Continuing with the premises . . .

P5: Theism defines "divine revelation" either as knowledge of God or as that which produces knowledge of God, or both.

C4: The physical world cannot contain evidence of divine revelation. For, if it could, then it could contain evidence of God.

P6: Theism claims the human mind is capable of experiencing divine revelation.

Thus,

C5: The human mind cannot be physical, else it could not experience divine revelation.

C6: The mental experience of divine revelation is the only evidence for divine revelation. It cannot be corroborated with physical evidence, nor can it be inferred from other mental processes. For other mental processes do not produce knowledge of God.

P7: A delusion is defined as "a false belief held in spite of strong evidence against it."

C7: If delusions and divine revelation are not theoretically distinguishable, then they are identical.

P8: Delusions only exist in the mind. They cannot be corroborated with physical evidence.

C8: A person cannot distinguish a delusion from divine revelation in their own mind. Nothing in their experience could tell them that one experience was a delusion, and not divine revelation; or that it was divine revelation, and not a delusion.

Consider: If one experienced divine revelation, how could they be sure it was not a delusion? They would require some evidence beyond the experience itself. Since no such evidence is theoretically available, they cannot distinguish it.

And, if one experienced a delusion, how could they be sure it was not divine revelation? Indeed, nothing would count as evidence for them that it was not divine revelation. So, again, they cannot distinguish it.

Both divine revelation and delusions produce strong belief despite the theoretical lack of supporting evidence. The only difference, according to the theist, is that the former is true whilst the latter is false. Yet, there is no theoretical way of telling the difference.

Thus, a person cannot distinguish a delusion from divine revelation in their own mind. It follows that,

C9: Nobody else could distinguish it for them.

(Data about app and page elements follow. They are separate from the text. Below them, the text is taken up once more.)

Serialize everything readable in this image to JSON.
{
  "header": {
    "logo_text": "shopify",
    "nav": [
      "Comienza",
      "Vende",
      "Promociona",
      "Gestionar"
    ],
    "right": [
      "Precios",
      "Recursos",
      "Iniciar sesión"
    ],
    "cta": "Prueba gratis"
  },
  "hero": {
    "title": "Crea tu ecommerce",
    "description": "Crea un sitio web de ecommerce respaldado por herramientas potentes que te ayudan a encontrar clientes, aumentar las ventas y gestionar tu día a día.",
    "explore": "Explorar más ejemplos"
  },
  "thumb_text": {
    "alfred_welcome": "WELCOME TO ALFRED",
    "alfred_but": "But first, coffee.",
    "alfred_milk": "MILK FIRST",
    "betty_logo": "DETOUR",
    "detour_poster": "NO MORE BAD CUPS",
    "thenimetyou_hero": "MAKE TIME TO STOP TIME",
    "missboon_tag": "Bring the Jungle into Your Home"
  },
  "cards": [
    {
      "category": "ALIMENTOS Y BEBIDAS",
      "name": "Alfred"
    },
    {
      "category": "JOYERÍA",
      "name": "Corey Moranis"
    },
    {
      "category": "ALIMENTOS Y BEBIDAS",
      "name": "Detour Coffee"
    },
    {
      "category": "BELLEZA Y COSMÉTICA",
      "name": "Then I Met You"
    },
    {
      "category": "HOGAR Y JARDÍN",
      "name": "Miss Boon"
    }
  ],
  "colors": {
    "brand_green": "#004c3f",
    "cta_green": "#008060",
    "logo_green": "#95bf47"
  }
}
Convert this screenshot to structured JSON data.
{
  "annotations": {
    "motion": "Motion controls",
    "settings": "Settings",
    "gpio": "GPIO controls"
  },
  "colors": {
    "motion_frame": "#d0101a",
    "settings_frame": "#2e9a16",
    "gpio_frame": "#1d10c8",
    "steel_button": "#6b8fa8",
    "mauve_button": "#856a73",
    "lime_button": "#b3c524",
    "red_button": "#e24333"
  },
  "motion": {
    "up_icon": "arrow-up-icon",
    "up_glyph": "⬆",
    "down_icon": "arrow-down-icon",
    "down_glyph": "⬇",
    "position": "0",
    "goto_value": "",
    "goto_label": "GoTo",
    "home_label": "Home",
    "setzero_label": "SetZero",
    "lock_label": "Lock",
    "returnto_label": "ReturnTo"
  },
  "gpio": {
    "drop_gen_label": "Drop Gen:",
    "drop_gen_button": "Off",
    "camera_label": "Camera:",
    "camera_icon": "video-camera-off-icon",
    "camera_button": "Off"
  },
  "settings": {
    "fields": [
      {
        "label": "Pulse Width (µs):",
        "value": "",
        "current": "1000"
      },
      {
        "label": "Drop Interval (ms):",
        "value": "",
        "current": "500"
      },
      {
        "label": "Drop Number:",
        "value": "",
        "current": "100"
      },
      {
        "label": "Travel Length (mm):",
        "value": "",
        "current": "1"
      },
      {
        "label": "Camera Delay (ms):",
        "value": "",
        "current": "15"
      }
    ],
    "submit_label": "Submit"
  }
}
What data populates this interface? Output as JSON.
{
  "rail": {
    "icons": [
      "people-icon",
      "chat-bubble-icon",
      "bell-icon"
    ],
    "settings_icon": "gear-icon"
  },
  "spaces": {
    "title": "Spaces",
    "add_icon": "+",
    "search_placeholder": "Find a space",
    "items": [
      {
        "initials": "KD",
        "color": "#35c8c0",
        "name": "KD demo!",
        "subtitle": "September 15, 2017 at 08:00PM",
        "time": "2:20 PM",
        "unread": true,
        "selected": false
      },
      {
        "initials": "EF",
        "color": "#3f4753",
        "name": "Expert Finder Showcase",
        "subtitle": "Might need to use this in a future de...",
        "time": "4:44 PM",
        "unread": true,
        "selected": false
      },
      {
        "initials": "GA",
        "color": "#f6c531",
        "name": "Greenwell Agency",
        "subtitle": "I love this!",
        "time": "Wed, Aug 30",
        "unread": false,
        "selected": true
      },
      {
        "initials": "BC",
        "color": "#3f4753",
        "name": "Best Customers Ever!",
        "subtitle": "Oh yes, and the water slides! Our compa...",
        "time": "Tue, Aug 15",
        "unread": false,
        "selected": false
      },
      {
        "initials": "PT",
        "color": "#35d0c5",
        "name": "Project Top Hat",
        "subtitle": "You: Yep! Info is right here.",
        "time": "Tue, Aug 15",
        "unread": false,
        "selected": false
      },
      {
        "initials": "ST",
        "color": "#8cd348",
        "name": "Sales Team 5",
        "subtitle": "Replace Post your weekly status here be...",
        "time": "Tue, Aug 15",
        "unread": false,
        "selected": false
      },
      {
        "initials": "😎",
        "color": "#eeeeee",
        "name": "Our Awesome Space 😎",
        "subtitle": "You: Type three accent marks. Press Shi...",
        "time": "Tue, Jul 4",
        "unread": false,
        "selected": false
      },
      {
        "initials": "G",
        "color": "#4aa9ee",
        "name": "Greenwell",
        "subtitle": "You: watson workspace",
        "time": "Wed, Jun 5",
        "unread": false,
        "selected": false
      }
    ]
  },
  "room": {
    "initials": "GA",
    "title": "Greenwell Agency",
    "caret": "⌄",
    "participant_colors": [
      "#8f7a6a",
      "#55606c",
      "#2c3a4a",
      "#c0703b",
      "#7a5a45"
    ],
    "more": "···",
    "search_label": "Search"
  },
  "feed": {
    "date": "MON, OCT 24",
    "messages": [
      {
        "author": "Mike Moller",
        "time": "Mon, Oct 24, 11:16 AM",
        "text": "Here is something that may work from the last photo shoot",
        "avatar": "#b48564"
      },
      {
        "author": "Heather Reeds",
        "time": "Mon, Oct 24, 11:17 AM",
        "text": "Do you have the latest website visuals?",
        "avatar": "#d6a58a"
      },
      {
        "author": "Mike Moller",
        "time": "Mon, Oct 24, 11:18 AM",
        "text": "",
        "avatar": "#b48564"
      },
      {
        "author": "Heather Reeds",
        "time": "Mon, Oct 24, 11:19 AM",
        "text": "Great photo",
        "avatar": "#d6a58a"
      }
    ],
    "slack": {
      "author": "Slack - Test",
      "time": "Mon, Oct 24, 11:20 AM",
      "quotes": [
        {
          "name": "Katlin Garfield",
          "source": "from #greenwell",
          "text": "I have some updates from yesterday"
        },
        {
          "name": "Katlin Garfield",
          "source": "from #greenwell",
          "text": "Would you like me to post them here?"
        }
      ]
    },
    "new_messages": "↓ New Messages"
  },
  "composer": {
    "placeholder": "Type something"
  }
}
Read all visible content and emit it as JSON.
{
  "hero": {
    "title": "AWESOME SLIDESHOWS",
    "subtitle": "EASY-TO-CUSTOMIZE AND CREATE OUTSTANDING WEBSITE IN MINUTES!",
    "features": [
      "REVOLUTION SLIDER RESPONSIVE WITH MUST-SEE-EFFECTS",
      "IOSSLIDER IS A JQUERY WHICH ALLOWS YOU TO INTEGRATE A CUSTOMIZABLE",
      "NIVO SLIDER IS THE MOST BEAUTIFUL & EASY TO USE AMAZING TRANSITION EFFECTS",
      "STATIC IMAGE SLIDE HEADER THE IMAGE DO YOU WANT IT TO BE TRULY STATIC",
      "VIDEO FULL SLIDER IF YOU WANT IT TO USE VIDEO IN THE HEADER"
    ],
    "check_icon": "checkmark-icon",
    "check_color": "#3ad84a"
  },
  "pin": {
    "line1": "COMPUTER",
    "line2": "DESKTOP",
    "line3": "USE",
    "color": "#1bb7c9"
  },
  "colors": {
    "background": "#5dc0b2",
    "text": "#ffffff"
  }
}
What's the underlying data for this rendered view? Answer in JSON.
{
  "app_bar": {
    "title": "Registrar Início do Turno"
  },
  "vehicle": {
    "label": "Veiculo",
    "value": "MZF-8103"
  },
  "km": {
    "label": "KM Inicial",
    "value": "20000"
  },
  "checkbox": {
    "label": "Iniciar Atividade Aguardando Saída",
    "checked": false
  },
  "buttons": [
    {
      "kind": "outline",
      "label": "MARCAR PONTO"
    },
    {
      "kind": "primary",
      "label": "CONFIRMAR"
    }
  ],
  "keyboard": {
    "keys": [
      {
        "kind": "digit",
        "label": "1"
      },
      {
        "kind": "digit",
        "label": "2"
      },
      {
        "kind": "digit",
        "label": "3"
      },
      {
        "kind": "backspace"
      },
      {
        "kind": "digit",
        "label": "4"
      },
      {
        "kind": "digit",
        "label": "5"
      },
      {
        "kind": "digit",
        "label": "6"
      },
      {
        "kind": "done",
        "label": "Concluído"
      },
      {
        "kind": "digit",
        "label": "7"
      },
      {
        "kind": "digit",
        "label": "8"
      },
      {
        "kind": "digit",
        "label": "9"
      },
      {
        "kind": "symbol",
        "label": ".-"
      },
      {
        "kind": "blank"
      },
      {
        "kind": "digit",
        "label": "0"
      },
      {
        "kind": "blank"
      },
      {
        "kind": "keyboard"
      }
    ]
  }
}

Therefore,

C10: There is no theoretical way of distinguishing a delusion from divine revelation.


Thus,

C11: Divine revelation (and so-called "knowledge of God") is a delusion.